As mentioned previously, we have considered two delivery methods, both cell free systems. In the past, we have considered a live bacteria system for our project, however, upon reflection, realized the potential safety hazards of engineered bacteria in compost, which would eventually be used as fertilizer and be spread into the ecosystem. If we were to have such a system, we must include precautions such as a kill switch, and there are greater ethical and safety concerns. Thus, we decided on a cell free delivery method. Safety of our system is discussed in greater detail in the safety section of our wiki.

The two potential methods of delivery each have their benefits and drawbacks.

  1. The first method we considered was a lysate delivery method. This system would be extremely efficient to manufacture, requiring only that we grow our host cells and then lyse them afterwards.. However, there are potential concerns around this system, due to the risk of not being able to lyse the cells 100% effectively, which would bring up similar safety concerns to having a live system. In scaling up our system, lysate would likely be the way to go because it allows us to grow up huge batches of bacteria at once and lyse them all at once.
  2. The second method we considered was a purified enzyme system. This system would raise less concerns than the lysate, but would be considerably more expensive and less practical to manufacture; due to the intensive process of purification and lyophilization. Additionally, there may be concerns about the effectiveness of dried enzymes--whether they may still be active when placed within a compost pile.

Figure 2. Representation of lysate delivery method wherein cells are grown in a fermenter, lysed, then administered to the compost mixture. (Figure created with BioRender)

Figure 3. Overview of potential delivery method wherein enzymes Pnl, PelB and PelC are purified, then lyophilized in order to create a powder which would be administered to the compost directly. (Figure created with BioRender)

Optimizing Thermostability

As discussed in the modeling section of our wiki, in order to optimize the effectiveness of our system, we aim to increase the thermostability of our enzymes so they remain effective in the high temperatures compost may reach. Keggi and Doran-Peterson [4] found that the enzymes Pnl and PelC worked best at a temperature of 55˚C, while PelB works best at a temperature of 70˚C. During the second stage of composting, the thermophilic stage, compost can reach temperatures of above 65˚C [6], Therefore, to allow our enzymes to remain active and not denature, we are working on the thermostability.
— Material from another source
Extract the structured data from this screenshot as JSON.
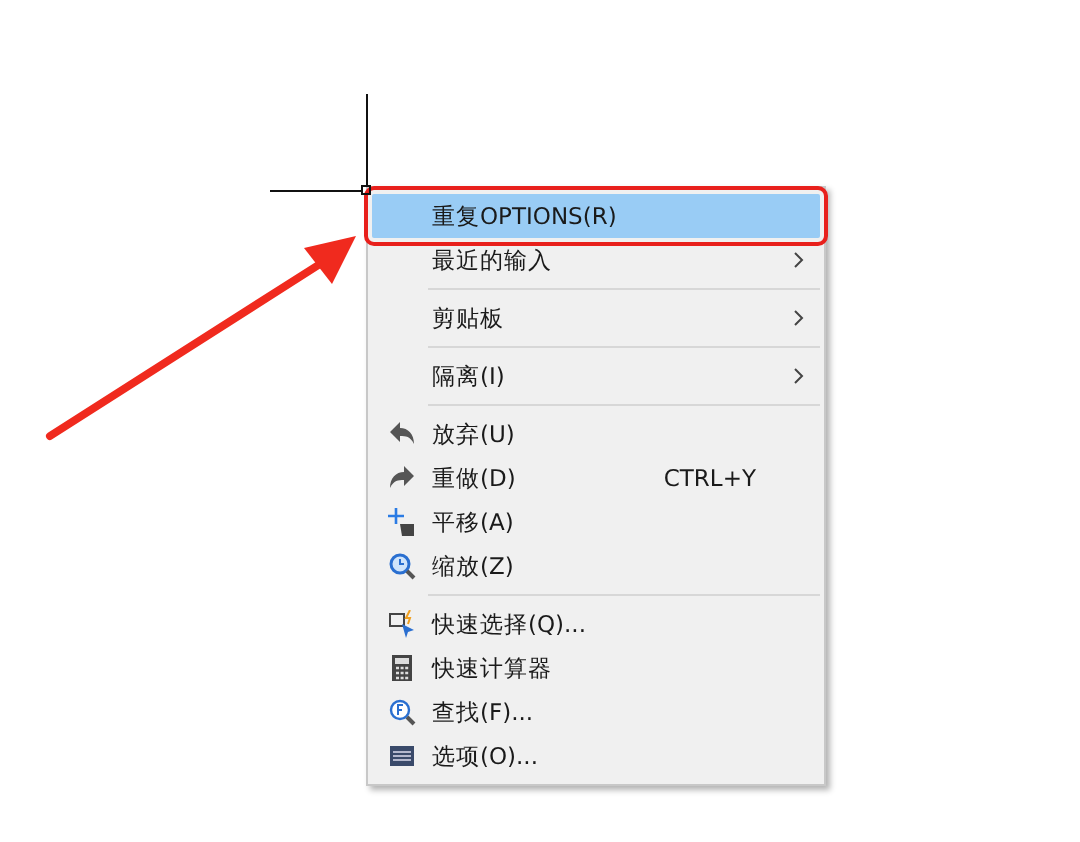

  1. Mohnen, D. (2008). Pectin structure and biosynthesis. Current Opinion in Plant Biology, 11(3), 266-277. doi:10.1016/j.pbi.2008.03.006
  2. Caspi, R. (2013). MetaCyc pathway: Homogalacturonan degradation. SRI International.
  3. Wolf, S., Mouille, G., & Pelloux, J. (2009). Homogalacturonan Methyl-Esterification and Plant Development. Molecular Plant, 2(5), 851-860. doi:10.1093/mp/ssp066
  4. Keggi, C., & Doran-Peterson, J. (2020). The Homogalacturonan Deconstruction System of Paenibacillus amylolyticus 27C64 Requires No Extracellular Pectin Methylesterase and Has Significant Industrial Potential. Applied and Environmental Microbiology, 86(12). doi:10.1128/aem.02275-19
  5. Lefrevre, M., Racedo, S., Denayrolles, M., Ripert, G., Desfougéres, T., Lobach, A., Simon, R., Pélerin, F., Justin, P., Urdaci, M. (2017) Safety assessment of Bacillus subtillus CU1 for use as a probiotic in humans. Regulatory Toxicology and pharmacology. 83: 54-65
  6. Beffa, T., Lyon, P., Marchiana, M., Fischer, J., and Aragno, M. (1996) Isolation of Thermus strains from hot composts (60 to 80 degrees C) Applied Environmental Microbiology. 65:1723-1727